Michael Fish, the man behind the brand Mr. Fish, set a new standard for men’s tailoring in the 1960s. His designs were colorful, controversial and were as much referencing to historical tailoring as they were forward-thinking. It quickly established a cult following consisting of the rock and pop aristocracy of London.
After working as both a stylist and an apprentice to a shirt maker he finally started making his own designs in 1965 and the following year the store opened on 17 Clifford Street in Mayfair in 1966.
In this image, between kipper ties and rails of colorful clothing is John Barry Sainsbury, who opened the Mr. Fish shop together with Micheal Fish.
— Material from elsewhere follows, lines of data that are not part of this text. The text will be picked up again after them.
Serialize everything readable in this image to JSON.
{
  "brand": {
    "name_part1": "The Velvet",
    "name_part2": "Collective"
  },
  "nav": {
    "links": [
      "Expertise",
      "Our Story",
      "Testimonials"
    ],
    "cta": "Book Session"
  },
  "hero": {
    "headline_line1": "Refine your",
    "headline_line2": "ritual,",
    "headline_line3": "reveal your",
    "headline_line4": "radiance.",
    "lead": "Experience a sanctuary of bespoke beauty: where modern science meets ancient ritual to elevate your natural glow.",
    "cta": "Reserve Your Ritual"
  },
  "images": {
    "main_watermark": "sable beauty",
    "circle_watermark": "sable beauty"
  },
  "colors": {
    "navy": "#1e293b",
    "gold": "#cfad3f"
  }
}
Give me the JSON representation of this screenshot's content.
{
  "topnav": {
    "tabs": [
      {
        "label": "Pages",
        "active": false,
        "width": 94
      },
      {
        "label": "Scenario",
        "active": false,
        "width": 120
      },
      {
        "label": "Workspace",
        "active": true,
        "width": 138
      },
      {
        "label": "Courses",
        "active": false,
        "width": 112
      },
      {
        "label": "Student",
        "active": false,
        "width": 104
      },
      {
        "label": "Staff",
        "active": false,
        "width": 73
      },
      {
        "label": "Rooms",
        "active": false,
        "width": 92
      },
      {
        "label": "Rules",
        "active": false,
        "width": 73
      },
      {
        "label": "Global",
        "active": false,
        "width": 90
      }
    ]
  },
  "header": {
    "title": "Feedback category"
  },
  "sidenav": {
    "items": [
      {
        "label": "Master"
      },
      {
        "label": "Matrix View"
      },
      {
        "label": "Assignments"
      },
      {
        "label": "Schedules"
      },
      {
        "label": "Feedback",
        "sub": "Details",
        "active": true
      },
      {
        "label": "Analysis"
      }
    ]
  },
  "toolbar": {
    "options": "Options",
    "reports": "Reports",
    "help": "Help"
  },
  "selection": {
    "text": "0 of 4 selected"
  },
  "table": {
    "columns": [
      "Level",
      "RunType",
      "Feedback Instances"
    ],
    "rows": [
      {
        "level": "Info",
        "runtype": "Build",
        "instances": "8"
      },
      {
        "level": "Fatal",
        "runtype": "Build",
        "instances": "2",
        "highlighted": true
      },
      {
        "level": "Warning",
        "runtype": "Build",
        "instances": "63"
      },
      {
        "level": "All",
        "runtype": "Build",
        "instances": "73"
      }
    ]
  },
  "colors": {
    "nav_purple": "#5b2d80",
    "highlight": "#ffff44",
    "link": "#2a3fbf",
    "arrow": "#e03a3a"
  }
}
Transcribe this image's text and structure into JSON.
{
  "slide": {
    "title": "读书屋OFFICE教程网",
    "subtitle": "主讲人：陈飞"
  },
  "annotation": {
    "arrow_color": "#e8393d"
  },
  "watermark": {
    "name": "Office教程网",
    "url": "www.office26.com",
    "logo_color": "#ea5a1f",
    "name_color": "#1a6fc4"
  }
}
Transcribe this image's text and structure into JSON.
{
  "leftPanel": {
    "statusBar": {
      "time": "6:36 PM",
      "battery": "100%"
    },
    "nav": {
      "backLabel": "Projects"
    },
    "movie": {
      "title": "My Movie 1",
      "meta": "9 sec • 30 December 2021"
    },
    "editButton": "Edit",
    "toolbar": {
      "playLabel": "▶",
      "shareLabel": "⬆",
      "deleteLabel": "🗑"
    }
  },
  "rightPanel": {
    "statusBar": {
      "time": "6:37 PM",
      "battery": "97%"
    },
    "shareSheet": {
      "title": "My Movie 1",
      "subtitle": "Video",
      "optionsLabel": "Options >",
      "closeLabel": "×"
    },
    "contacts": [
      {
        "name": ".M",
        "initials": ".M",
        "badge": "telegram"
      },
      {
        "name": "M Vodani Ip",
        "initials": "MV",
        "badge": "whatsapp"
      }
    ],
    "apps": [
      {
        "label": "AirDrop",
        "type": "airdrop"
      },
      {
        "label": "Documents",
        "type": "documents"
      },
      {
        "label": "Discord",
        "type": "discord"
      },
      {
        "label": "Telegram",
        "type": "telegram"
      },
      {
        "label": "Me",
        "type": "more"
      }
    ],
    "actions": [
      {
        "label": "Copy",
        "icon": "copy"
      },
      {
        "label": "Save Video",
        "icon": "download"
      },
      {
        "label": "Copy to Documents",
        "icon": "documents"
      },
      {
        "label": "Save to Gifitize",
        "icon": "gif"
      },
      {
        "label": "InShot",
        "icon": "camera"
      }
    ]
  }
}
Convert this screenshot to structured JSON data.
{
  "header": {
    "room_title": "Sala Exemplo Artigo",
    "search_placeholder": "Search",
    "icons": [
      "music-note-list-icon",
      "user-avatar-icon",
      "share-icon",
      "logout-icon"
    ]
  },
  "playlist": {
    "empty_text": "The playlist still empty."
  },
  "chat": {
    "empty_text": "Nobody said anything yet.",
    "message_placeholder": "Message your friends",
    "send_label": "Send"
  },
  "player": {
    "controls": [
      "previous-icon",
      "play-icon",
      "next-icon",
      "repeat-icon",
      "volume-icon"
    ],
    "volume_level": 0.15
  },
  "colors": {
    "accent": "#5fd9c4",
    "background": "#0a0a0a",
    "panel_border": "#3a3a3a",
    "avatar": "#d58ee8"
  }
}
The style was outrageous, flamboyant and often featured vivid prints, ruffles, lace and kaftans and dresses for men.
Micheal Fish was the man behind one of the most memorable outfits of the spirit of the Sixties, namely the white smock worn by Mick Jagger at the Rolling Stones free concert in Hyde Park on July 5th, 1969.
And for the album cover of ‘The man who sold the world’ from 1970, David Bowie wore a Mr. Fish design.
Like many other popular brands of this time, Mr. Fish, unfortunately, did not last very long. The style that was popular and dominant changed terribly quickly during this time, which often made the lifespan of these brands quite short. Another example was Hung on You which we covered in a past blog post.
And a Mr fish piece from our own collection. Pictured here is a cashmere knit with off-center buttoning in orange and green with an almost strobing effect.